M.F. Soriano said...

Some interesting points in this post--especially regarding women being the larger part of the book-buying public, and of female characters being, consequently, well received. I wonder if Joe was considering those ideas when he created Jack Daniels.

Also, I'm generally very grateful for all the information and insight Joe has shared here, but I wanted to bring up a little quibble regarding his closing words on this post: "no one said this would be fair, fun, or easy." Personally, I think "fun" should be a prerequisite. If you're not having fun writing, then why bother? There are much easier ways to earn a living.

JA Konrath said...

@MF - I've said often that fun is essential for writing. If you hate it, why do it?

In this case I'm referring to publishing, and attaining success in this biz.

It isn't fair, fun, or easy to get bad reviews, or see your sales stall. The business side of publishing is tough, unforgiving, and doesn't make sense much of the time. Luck is essential, and luck doesn't play fair.

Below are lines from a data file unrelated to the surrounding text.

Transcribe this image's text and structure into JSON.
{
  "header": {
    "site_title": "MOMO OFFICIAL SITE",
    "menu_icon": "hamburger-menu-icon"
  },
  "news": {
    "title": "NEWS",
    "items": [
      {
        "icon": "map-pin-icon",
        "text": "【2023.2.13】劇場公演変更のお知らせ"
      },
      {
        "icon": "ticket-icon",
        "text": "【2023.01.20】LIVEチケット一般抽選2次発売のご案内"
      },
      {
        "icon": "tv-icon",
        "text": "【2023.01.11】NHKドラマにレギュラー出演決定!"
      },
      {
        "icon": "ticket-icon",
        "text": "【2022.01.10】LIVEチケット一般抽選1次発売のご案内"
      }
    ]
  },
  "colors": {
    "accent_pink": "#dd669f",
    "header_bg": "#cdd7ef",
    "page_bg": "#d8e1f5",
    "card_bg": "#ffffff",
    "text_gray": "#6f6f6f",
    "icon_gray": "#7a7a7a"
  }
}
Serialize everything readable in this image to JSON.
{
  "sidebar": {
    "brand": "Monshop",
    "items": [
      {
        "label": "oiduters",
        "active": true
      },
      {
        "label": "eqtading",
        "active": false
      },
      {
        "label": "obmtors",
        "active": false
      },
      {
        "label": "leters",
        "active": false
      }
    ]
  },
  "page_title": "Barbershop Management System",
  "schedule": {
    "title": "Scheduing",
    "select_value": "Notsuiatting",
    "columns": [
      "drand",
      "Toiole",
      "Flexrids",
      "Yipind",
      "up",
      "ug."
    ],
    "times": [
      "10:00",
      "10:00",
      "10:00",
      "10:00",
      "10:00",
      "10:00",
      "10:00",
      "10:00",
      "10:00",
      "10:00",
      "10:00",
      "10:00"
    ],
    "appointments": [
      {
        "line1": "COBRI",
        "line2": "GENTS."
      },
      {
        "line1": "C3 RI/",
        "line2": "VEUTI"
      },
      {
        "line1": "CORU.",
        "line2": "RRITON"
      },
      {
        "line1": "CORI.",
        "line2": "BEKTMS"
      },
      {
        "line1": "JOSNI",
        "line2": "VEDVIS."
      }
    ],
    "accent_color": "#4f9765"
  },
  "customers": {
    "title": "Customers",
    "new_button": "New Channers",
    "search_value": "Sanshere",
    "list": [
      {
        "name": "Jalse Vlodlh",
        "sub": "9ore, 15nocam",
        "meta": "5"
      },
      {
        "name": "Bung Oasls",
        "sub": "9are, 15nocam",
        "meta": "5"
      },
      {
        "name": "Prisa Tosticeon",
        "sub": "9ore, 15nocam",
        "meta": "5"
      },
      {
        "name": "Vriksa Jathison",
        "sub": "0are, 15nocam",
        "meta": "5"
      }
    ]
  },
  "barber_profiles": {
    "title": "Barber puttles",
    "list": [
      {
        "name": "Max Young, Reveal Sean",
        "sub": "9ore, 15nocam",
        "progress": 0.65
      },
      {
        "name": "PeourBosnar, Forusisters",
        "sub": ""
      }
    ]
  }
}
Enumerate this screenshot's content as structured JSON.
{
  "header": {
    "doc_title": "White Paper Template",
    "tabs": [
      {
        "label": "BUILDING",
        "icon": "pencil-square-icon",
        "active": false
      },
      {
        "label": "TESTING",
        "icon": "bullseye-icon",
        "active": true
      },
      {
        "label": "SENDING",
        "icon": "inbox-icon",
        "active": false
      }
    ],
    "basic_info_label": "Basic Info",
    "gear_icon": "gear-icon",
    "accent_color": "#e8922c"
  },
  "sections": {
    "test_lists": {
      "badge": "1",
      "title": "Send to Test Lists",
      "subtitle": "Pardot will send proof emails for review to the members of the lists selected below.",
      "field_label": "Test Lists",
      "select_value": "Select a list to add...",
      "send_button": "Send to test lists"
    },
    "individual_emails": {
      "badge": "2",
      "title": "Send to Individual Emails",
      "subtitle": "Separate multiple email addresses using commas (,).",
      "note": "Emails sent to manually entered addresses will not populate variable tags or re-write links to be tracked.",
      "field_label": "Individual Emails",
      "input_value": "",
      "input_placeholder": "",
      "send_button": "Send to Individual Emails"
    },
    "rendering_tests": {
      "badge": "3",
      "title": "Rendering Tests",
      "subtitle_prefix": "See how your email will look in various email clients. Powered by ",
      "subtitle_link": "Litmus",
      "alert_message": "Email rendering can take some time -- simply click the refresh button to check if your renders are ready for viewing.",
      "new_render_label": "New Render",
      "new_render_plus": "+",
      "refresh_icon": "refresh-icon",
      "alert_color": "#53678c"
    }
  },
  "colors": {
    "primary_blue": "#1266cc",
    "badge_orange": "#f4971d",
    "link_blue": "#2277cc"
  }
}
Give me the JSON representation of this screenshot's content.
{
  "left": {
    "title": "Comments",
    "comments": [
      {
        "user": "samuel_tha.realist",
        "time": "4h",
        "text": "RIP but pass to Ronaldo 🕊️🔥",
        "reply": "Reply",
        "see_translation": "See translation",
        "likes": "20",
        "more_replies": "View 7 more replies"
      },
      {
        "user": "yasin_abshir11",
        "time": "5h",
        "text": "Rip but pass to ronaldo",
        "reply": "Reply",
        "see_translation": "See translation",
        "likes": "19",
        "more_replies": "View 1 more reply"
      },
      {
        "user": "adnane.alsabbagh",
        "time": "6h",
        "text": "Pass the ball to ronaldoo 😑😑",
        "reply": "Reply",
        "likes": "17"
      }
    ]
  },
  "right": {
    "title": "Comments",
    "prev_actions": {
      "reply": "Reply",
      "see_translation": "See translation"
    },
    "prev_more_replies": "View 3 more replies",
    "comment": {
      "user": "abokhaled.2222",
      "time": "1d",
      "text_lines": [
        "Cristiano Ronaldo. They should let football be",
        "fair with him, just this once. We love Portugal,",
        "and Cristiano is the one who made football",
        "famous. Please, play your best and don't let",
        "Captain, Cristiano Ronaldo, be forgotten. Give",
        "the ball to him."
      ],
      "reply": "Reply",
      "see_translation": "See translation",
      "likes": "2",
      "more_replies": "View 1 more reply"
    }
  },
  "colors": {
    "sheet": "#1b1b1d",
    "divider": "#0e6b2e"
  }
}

Andrea said...

This is one of my favorite guest posts so far. Thanks, Richard, for the information!

Chuckles Austen said...

Really fascinating blog, Richard. Sorry I missed it when it was first put up.

I think this applies to all forms of storytelling, and often explains why some creators whose work I don't particularly enjoy often become very successful. The heartstrings connect.

Thanks again for an interesting blog.